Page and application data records
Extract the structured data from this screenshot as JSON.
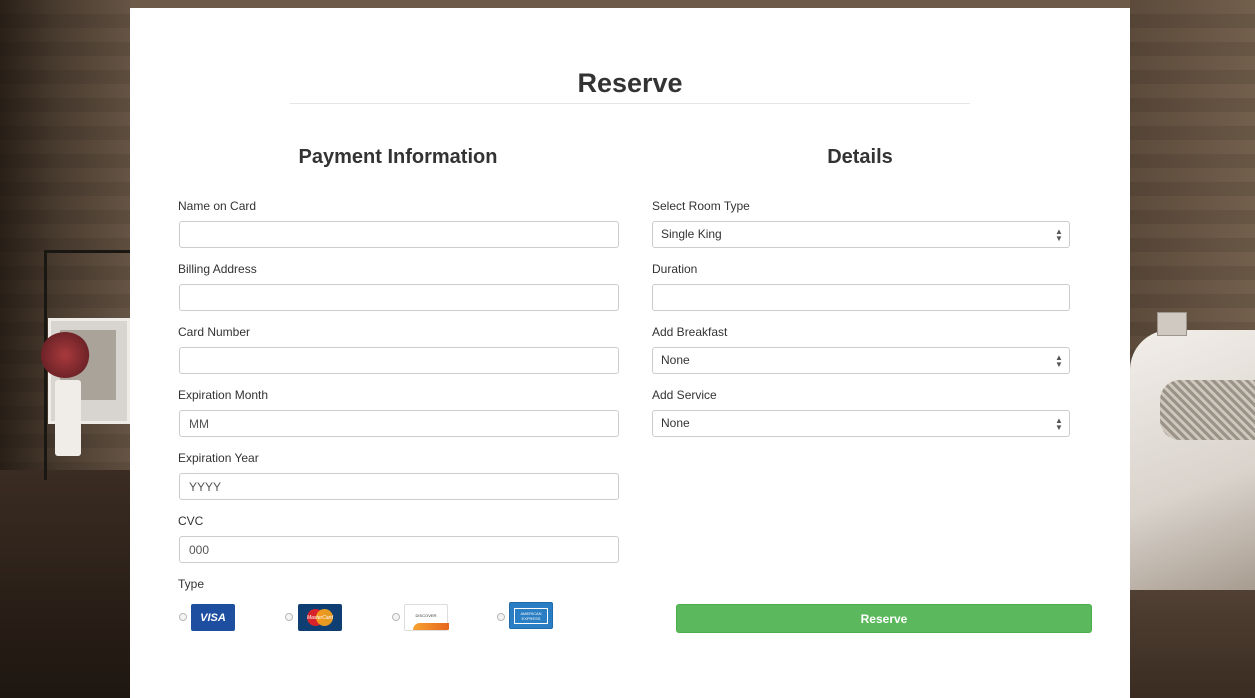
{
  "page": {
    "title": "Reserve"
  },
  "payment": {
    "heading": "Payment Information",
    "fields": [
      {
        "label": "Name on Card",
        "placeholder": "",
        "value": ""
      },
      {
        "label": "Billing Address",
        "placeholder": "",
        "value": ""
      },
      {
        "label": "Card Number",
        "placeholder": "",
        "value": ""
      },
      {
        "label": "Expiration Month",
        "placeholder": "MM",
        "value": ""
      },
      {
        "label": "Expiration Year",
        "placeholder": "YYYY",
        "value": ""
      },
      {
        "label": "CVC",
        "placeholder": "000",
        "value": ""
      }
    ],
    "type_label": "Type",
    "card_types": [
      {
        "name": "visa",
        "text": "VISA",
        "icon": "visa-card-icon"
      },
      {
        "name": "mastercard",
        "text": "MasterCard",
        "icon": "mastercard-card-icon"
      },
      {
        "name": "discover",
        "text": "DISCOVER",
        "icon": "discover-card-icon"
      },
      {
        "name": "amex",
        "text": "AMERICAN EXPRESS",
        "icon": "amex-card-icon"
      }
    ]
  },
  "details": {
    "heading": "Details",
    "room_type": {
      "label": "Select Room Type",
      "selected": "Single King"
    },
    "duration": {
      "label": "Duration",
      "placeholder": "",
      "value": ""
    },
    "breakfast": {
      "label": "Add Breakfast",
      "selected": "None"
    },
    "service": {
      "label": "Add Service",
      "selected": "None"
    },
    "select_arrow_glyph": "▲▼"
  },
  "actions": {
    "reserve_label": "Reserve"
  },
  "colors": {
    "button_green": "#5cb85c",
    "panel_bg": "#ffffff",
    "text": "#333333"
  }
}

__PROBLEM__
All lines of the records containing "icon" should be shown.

__RESULT OF THIS TASK__
        "icon": "visa-card-icon"
        "icon": "mastercard-card-icon"
        "icon": "discover-card-icon"
        "icon": "amex-card-icon"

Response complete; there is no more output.